Exercise directions - Using the records below, filter for lines that contain the string "Default" and copy them out.

===== Recorded data =====

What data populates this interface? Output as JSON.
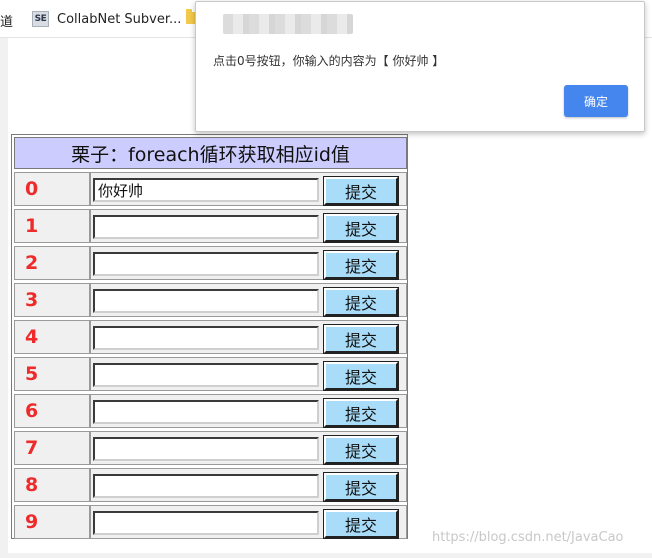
{
  "bookmarks": {
    "partial_label": "道",
    "items": [
      {
        "icon": "se-icon",
        "icon_text": "SE",
        "label": "CollabNet Subver..."
      }
    ]
  },
  "table": {
    "title": "栗子：foreach循环获取相应id值",
    "button_label": "提交",
    "rows": [
      {
        "num": "0",
        "value": "你好帅"
      },
      {
        "num": "1",
        "value": ""
      },
      {
        "num": "2",
        "value": ""
      },
      {
        "num": "3",
        "value": ""
      },
      {
        "num": "4",
        "value": ""
      },
      {
        "num": "5",
        "value": ""
      },
      {
        "num": "6",
        "value": ""
      },
      {
        "num": "7",
        "value": ""
      },
      {
        "num": "8",
        "value": ""
      },
      {
        "num": "9",
        "value": ""
      }
    ]
  },
  "alert": {
    "message": "点击0号按钮，你输入的内容为【  你好帅 】",
    "ok_label": "确定"
  },
  "watermark": "https://blog.csdn.net/JavaCao",
  "colors": {
    "title_bg": "#ccccff",
    "row_number": "#ee2a2a",
    "submit_button": "#a8dcf8",
    "ok_button": "#4585ee"
  }
}
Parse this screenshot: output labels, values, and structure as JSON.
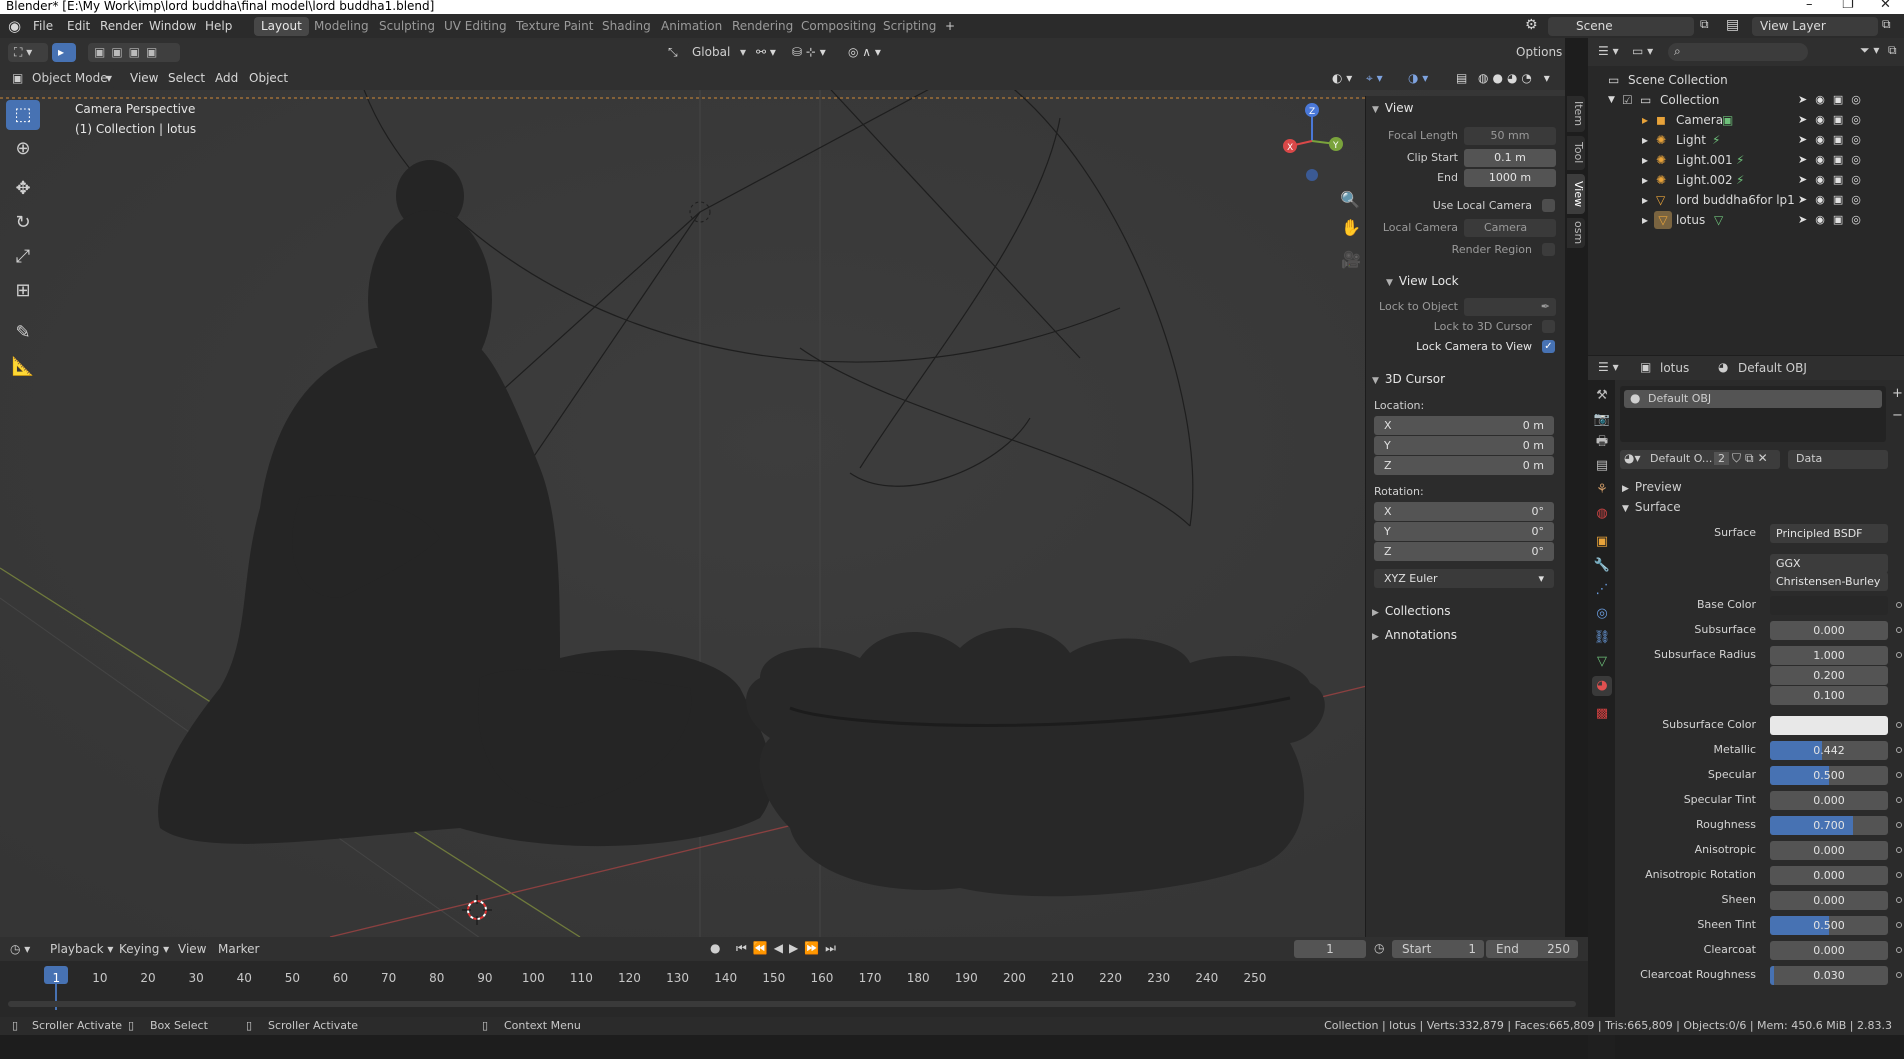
{
  "window": {
    "title": "Blender* [E:\\My Work\\imp\\lord buddha\\final model\\lord buddha1.blend]"
  },
  "menu": [
    "File",
    "Edit",
    "Render",
    "Window",
    "Help"
  ],
  "workspaces": [
    "Layout",
    "Modeling",
    "Sculpting",
    "UV Editing",
    "Texture Paint",
    "Shading",
    "Animation",
    "Rendering",
    "Compositing",
    "Scripting",
    "+"
  ],
  "topright": {
    "scene": "Scene",
    "view_layer": "View Layer"
  },
  "viewport": {
    "header": {
      "mode": "Object Mode",
      "menus": [
        "View",
        "Select",
        "Add",
        "Object"
      ],
      "orientation": "Global",
      "options": "Options"
    },
    "info_line1": "Camera Perspective",
    "info_line2": "(1) Collection | lotus"
  },
  "npanel": {
    "tabs": [
      "Item",
      "Tool",
      "View",
      "osm"
    ],
    "view_title": "View",
    "focal_length_label": "Focal Length",
    "focal_length": "50 mm",
    "clip_start_label": "Clip Start",
    "clip_start": "0.1 m",
    "clip_end_label": "End",
    "clip_end": "1000 m",
    "use_local_camera": "Use Local Camera",
    "local_camera_label": "Local Camera",
    "local_camera": "Camera",
    "render_region": "Render Region",
    "view_lock_title": "View Lock",
    "lock_to_object": "Lock to Object",
    "lock_to_3d_cursor": "Lock to 3D Cursor",
    "lock_camera_to_view": "Lock Camera to View",
    "cursor_title": "3D Cursor",
    "location_label": "Location:",
    "loc_x_label": "X",
    "loc_x": "0 m",
    "loc_y_label": "Y",
    "loc_y": "0 m",
    "loc_z_label": "Z",
    "loc_z": "0 m",
    "rotation_label": "Rotation:",
    "rot_x_label": "X",
    "rot_x": "0°",
    "rot_y_label": "Y",
    "rot_y": "0°",
    "rot_z_label": "Z",
    "rot_z": "0°",
    "rotation_mode": "XYZ Euler",
    "collections": "Collections",
    "annotations": "Annotations"
  },
  "outliner": {
    "root": "Scene Collection",
    "collection": "Collection",
    "items": [
      "Camera",
      "Light",
      "Light.001",
      "Light.002",
      "lord buddha6for lp1",
      "lotus"
    ]
  },
  "properties": {
    "object": "lotus",
    "material": "Default OBJ",
    "slot": "Default OBJ",
    "datablock": "Default O...",
    "users": "2",
    "link": "Data",
    "preview": "Preview",
    "surface_section": "Surface",
    "surface_label": "Surface",
    "surface_shader": "Principled BSDF",
    "distribution": "GGX",
    "subsurface_method": "Christensen-Burley",
    "fields": [
      {
        "label": "Base Color",
        "value": "",
        "fill": 0
      },
      {
        "label": "Subsurface",
        "value": "0.000",
        "fill": 0
      },
      {
        "label": "Subsurface Radius",
        "value": "1.000",
        "fill": 0
      },
      {
        "label": "",
        "value": "0.200",
        "fill": 0
      },
      {
        "label": "",
        "value": "0.100",
        "fill": 0
      },
      {
        "label": "Subsurface Color",
        "value": "",
        "fill": 0
      },
      {
        "label": "Metallic",
        "value": "0.442",
        "fill": 0.442
      },
      {
        "label": "Specular",
        "value": "0.500",
        "fill": 0.5
      },
      {
        "label": "Specular Tint",
        "value": "0.000",
        "fill": 0
      },
      {
        "label": "Roughness",
        "value": "0.700",
        "fill": 0.7
      },
      {
        "label": "Anisotropic",
        "value": "0.000",
        "fill": 0
      },
      {
        "label": "Anisotropic Rotation",
        "value": "0.000",
        "fill": 0
      },
      {
        "label": "Sheen",
        "value": "0.000",
        "fill": 0
      },
      {
        "label": "Sheen Tint",
        "value": "0.500",
        "fill": 0.5
      },
      {
        "label": "Clearcoat",
        "value": "0.000",
        "fill": 0
      },
      {
        "label": "Clearcoat Roughness",
        "value": "0.030",
        "fill": 0.03
      }
    ]
  },
  "timeline": {
    "menus": [
      "Playback",
      "Keying",
      "View",
      "Marker"
    ],
    "current_frame": "1",
    "start_label": "Start",
    "start": "1",
    "end_label": "End",
    "end": "250",
    "ticks": [
      "1",
      "10",
      "20",
      "30",
      "40",
      "50",
      "60",
      "70",
      "80",
      "90",
      "100",
      "110",
      "120",
      "130",
      "140",
      "150",
      "160",
      "170",
      "180",
      "190",
      "200",
      "210",
      "220",
      "230",
      "240",
      "250"
    ]
  },
  "statusbar": {
    "scroller1": "Scroller Activate",
    "box_select": "Box Select",
    "scroller2": "Scroller Activate",
    "context_menu": "Context Menu",
    "stats": "Collection | lotus | Verts:332,879 | Faces:665,809 | Tris:665,809 | Objects:0/6 | Mem: 450.6 MiB | 2.83.3"
  },
  "colors": {
    "accent": "#4772b3",
    "selected_orange": "#e8a33a",
    "viewport_bg": "#393939"
  }
}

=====

Exercise response -
    "material": "Default OBJ",
    "slot": "Default OBJ",
    "datablock": "Default O...",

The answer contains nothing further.